One of Jarrett's trademarks is his frequent, loud vocalizations, similar to those of Glenn Gould, Thelonious Monk, Charles Mingus, Erroll Garner, Oscar Peterson, Ralph Sutton, Willie "The Lion" Smith, Paul Asaro, and Cecil Taylor. Jarrett is also physically active while playing. These behaviors occur in his jazz and improvised solo performances, but are for the most part absent whenever he plays classical repertory. Jarrett has noted his vocalizations are based on involvement, not content, and are more of an interaction than a reaction.
Jarrett is extremely intolerant of audience noise, especially during solo improvised performances.

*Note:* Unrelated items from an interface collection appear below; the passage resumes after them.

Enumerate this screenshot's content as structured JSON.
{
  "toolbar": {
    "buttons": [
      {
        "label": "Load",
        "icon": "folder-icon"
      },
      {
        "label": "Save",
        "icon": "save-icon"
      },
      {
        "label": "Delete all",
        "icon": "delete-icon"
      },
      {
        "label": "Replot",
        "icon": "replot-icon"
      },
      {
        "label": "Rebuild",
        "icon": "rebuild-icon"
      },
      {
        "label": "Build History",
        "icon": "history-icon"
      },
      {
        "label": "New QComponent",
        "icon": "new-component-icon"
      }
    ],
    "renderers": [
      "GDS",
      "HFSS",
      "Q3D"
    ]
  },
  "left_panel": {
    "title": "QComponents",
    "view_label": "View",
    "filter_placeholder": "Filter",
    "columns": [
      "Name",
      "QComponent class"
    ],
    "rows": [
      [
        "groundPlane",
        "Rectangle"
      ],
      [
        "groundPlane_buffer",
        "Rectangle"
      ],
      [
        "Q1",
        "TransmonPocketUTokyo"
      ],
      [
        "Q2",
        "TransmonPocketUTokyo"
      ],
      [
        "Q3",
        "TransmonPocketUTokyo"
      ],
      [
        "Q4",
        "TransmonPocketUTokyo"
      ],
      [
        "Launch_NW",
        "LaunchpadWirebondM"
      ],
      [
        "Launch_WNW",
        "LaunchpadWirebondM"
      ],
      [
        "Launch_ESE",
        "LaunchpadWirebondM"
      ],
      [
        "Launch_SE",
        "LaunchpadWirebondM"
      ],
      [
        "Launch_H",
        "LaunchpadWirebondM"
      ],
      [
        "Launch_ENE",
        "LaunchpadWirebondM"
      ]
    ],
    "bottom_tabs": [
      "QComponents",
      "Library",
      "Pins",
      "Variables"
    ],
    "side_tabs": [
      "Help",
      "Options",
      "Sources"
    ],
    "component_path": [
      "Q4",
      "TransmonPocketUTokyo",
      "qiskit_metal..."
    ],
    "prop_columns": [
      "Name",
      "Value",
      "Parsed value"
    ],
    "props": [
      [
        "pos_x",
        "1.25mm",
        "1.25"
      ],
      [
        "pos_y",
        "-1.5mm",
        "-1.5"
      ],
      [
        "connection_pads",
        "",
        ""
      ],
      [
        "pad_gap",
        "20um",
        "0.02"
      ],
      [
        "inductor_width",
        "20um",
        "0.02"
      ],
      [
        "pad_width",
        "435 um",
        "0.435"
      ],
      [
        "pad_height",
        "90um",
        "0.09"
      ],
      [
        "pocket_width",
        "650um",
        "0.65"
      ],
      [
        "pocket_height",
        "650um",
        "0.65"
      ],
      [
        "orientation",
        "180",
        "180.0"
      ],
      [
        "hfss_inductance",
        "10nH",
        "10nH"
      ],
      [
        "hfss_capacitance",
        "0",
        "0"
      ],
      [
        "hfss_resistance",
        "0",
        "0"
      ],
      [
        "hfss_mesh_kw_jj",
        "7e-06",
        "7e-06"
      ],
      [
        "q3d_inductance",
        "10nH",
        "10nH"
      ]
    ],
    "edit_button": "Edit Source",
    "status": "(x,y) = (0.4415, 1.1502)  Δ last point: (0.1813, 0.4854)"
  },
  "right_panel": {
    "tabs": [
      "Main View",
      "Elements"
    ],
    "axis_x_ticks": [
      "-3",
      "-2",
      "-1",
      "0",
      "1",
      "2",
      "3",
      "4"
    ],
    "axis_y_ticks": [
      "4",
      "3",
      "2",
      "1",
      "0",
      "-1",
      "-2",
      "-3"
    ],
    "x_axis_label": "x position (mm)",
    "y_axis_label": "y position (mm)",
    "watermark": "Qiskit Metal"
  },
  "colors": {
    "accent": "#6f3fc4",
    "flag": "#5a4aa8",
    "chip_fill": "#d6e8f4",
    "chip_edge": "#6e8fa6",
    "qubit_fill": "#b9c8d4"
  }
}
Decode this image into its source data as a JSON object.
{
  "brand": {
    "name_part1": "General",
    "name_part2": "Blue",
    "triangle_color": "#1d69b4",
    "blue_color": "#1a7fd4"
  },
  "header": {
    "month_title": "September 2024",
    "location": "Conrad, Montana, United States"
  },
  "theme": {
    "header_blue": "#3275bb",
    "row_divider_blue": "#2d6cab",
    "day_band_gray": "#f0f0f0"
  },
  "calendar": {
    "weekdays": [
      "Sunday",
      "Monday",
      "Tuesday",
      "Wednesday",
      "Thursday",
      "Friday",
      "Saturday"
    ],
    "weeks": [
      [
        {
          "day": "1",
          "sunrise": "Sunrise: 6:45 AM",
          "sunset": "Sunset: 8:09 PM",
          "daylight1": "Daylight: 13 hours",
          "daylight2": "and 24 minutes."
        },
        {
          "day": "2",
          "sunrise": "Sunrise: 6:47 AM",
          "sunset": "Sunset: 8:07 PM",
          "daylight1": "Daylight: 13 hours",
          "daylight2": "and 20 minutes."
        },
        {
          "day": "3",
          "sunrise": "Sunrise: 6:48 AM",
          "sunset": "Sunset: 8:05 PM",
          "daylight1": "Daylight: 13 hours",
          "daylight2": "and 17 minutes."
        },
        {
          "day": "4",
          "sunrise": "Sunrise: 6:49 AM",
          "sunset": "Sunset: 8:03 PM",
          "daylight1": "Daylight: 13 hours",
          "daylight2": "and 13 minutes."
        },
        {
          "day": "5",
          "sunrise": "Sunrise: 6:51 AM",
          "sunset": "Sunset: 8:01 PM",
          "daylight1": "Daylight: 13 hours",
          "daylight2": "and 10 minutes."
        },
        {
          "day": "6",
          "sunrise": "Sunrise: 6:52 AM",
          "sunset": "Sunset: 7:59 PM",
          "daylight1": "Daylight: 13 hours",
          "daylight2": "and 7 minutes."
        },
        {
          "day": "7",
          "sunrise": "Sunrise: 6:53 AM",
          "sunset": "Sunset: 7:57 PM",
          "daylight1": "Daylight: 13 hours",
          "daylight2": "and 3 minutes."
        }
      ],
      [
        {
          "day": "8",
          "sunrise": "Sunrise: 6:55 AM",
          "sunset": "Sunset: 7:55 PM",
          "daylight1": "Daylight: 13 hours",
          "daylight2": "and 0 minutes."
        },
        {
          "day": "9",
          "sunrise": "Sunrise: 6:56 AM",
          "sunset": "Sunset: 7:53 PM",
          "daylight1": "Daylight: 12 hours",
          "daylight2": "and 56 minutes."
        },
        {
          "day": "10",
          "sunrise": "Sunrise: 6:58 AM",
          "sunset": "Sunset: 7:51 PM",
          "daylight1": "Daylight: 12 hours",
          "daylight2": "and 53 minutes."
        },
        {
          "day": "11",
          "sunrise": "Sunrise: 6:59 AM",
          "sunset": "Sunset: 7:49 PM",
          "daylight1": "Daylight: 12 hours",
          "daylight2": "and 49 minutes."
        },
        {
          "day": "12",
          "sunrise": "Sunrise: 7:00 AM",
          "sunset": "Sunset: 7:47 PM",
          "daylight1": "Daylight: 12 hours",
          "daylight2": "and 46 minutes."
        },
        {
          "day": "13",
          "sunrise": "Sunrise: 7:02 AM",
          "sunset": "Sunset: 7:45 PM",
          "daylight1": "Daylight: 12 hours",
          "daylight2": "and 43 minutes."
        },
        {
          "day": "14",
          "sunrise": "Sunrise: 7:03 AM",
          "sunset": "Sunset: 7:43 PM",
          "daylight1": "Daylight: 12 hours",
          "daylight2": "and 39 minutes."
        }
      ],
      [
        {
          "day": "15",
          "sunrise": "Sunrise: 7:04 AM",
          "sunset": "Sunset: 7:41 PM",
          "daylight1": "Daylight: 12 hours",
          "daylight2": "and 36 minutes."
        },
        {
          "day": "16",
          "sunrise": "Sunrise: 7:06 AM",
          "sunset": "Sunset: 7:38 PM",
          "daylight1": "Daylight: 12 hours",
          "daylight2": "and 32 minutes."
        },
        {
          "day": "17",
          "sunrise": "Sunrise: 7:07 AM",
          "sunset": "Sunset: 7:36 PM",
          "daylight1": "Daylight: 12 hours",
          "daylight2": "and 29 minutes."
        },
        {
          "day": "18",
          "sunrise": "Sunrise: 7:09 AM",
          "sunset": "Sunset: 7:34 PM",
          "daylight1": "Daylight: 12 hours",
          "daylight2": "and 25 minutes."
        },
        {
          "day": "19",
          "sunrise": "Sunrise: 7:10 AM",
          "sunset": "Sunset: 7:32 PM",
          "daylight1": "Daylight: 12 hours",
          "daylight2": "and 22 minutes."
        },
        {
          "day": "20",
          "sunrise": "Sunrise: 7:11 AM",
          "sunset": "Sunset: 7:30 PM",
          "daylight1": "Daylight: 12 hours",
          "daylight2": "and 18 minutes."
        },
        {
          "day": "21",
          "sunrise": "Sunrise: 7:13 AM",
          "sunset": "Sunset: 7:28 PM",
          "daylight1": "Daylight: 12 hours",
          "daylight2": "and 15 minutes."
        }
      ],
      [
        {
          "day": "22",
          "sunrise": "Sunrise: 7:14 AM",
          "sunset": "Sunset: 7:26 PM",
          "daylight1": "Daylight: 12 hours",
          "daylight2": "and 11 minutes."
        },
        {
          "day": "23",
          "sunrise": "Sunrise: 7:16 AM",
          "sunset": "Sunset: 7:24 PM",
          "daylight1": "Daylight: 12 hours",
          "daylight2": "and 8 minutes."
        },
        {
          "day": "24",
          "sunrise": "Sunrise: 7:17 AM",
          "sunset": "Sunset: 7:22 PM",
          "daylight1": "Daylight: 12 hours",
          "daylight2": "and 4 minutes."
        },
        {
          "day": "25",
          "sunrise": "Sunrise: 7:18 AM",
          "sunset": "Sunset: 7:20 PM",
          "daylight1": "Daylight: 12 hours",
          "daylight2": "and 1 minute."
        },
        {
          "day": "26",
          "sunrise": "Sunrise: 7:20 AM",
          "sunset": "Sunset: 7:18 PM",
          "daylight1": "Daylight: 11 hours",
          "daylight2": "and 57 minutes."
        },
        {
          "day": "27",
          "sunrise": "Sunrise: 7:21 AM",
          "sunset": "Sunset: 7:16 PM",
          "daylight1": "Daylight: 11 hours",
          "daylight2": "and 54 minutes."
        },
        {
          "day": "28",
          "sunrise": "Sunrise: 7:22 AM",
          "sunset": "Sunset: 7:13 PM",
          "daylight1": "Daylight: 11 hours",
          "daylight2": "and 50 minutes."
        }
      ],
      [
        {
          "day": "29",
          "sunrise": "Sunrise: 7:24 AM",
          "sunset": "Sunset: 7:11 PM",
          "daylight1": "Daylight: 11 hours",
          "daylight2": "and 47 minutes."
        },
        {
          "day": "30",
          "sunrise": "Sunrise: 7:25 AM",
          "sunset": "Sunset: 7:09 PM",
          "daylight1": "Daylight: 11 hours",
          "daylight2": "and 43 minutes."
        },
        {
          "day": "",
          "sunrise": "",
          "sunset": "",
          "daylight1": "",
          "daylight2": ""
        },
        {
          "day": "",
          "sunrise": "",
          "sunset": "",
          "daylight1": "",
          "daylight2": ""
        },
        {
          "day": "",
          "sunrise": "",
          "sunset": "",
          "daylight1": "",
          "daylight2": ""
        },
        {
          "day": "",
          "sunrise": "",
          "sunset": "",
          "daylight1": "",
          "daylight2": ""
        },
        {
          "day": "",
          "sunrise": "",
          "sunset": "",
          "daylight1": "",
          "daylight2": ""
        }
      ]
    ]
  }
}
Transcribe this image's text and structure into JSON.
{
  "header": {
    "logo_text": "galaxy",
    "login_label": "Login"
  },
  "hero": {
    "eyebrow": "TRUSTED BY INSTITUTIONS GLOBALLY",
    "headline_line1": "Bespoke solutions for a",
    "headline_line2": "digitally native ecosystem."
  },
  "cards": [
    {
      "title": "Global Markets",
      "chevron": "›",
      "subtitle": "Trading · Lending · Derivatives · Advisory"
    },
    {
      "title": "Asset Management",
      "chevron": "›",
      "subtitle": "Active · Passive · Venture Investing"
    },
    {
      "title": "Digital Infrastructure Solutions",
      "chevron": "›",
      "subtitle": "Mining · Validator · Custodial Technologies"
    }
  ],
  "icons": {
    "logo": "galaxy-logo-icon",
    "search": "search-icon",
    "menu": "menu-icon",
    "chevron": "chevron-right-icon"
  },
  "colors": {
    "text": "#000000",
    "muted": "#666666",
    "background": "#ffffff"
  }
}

He feels that extraneous noise affects his musical inspiration and distracts from the purity of the sound. As a result, cough drops are routinely supplied to Jarrett's audiences in cold weather, and he has been known to stop playing and lead the crowd in a group cough. He has also complained onstage about audience members taking photographs, and has performed in the dark to prevent this.
Jarrett's numerous honors include a Guggenheim Fellowship, the Prix du President de la Republique and Grand Prix du Disque awards from the Academie Charles Cros (France), seven Deutscher Schallplattenpreis awards (Germany) and two of the world's most prestigious music awards: the Polar Music Prize (Sweden) and the Leonie Sonning Prize (Denmark). In 2008, he was inducted into the DownBeat Hall of Fame, and in 2010, his recording The Köln Concert was inducted into the Grammy Hall of Fame, a select list of recordings of lasting quality and historical significance that are at least 25 years old.
Jarrett suffered two major strokes in February and May 2018. After the second he was paralyzed and spent nearly two years in a rehabilitation facility. Although he regained a limited ability to walk with a cane and can play piano with his right hand, he remains partly paralyzed on his left side and is not expected to perform again. “I don’t know what my future is supposed to be" Jarrett told The New York Times in October 2020. "I don’t feel right now like I’m a pianist."
Testament, Paris - Part VII (2008) - This piano transcription comes from Jarrett's November 26th, 2008 solo performance in Paris. The concert was recorded live and released as Testament (ECM 2130). Thanks to Uwe Karcher (check out his YouTube channel) for the note-for-note transcription.
Radiance - Part XVI (2002) - This piano transcription comes from Jarrett's October 30th, 2002 solo performance in Tokyo. The concert was recorded live and released as Radiance (ECM 1960/61). Thanks to Uwe Karcher (check out his YouTube channel) for the note-for-note transcription.
Staircase - Part 3 (1976) - This piano transcription comes from Jarrett's May 1976 studio recording named "Staircase" (ECM 1090/91). Jarrett and his producer Manfred Eicher had arrived at Studio Davout in Paris to record a soundtrack to Michèle Rosier's film Paint My Heart Red. Finishing early with several hours of studio time left and impressed by the quality of the studio's piano, they spontaneously decided to record this album.
Locating the Music
Because Jarrett isn't a composer in the traditional sense and his music is always improvised on the spot, we have to rely on others to produce note-for-note transcriptions of Jarrett's various performances. Fortunately, there are quite a few sources for quality transcriptions. My personal favorite is the YouTube channel of Uwe Karcher. Uwe has a number of fabulous Jarrett transcriptions he has done, so contact him for further information. Another good source of Jarrett transcriptions cam be found at Keithjarrett.org.
List of Solo Piano Recordings
Facing You (1971)
Solo Concerts - Bremen/Lausanne (1973)
The Köln Concert (1975)
Sun Bear Concerts (1976)
Concerts: Bregenz (1981)
Dark Intervals (1988)
Paris Concert (1990)
The Vienna Concert (1991)
La Scala (1997)
The Melody at Night, With You (1999)
The Carnegie Hall Concert (2006)
A Multitude of Angels (2016)